fits to cover entry costs; thus the markup on goods prices is efficient. However, because leisure is not priced at a markup, the consumption-leisure tradeoff is distorted. Consequently, the real wage, hours and production are suboptimally low. Due to the labour requirement in entry, insufficient labour supply also implies that entry is too low. The paper shows that in the absence of
fiscal instruments such as labour income subsidies, the optimal monetary policy under sticky wages achieves higher welfare than under flexible wages. The policy maker uses the money supply instrument to raise the real wage - the cost of leisure - above its flexible-wage level, in response to expansionary shocks to productivity and entry costs. This raises labour supply, expanding production and
A new comparative approach to macroeconomic modeling and policy analysis
Gernot J. Müller
Maik Hendrik Wolters
- In the aftermath of the global financial crisis, the state of macroeconomicmodeling and the use
of macroeconomic models in policy analysis has come under heavy criticism. Macroeconomists

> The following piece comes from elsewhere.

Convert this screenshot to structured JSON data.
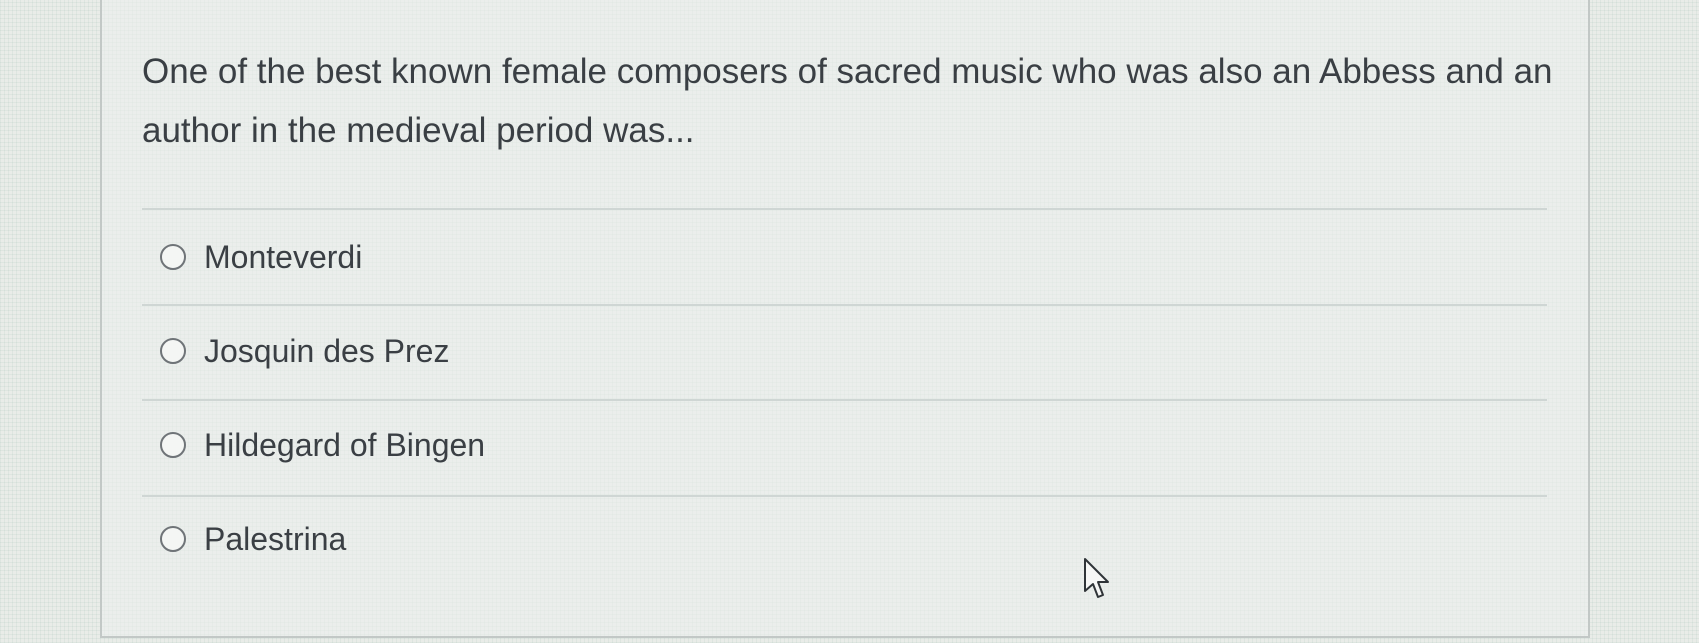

in academia and policy institutions have been blamed for relying too much on a particular class
of macroeconomic models. This paper proposes a comparative approach to macroeconomic policy
analysis that is open to competing modeling paradigms. Macroeconomic model comparison
projects have helped produce some very influential insights such as the Taylor rule. However,
they have been infrequent and costly, because they require the input of many teams of researchers
and multiple meetings to obtain a limited set of comparative findings. This paper provides a new
approach that enables individual researchers to conduct model comparisons easily, frequently, at
low cost and on a large scale. Using this approach a model archive is built that includes many
well-known empirically estimated models that may be used for quantitative analysis of monetary
and fiscal stabilization policies. A computational platform is created that allows straightforward
comparisons of models’ implications. Its application is illustrated by comparing different monetary
and fiscal policies across selected models. Researchers can easily include new models in the
data base and compare the effects of novel extensions to established benchmarks thereby fostering
a comparative instead of insular approach to model development.